- Assignment -
Looking through the listing that follows, count the lines that contain "black" and give only that number.

- Data for processing -

=== Begin Enclosure ===

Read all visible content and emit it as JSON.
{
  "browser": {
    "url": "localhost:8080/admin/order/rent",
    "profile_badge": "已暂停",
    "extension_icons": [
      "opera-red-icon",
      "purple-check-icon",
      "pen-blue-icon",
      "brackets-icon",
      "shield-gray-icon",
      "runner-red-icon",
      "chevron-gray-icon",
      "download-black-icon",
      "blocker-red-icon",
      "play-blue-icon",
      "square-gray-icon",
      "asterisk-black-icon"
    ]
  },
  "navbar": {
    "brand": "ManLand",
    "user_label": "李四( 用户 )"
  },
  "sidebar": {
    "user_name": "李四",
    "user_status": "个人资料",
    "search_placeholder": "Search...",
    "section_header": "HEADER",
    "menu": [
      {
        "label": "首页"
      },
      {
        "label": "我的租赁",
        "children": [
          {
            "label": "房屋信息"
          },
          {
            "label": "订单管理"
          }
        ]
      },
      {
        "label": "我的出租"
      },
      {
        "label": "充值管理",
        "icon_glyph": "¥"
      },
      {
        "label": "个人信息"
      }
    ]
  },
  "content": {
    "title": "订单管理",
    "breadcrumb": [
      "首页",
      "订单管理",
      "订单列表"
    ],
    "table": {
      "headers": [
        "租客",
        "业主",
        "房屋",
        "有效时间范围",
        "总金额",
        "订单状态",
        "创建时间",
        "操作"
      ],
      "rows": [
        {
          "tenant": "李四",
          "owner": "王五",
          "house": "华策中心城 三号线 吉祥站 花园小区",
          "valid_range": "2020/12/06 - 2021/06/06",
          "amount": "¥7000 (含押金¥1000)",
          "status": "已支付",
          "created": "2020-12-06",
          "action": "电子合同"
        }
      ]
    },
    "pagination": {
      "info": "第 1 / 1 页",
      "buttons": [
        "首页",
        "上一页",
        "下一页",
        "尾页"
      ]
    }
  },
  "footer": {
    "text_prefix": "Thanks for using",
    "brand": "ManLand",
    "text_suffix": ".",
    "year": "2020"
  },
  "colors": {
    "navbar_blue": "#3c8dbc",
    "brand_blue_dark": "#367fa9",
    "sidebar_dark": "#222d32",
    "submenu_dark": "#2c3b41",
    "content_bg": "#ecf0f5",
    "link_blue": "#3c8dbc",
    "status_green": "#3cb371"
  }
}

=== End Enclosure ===

- Result -
2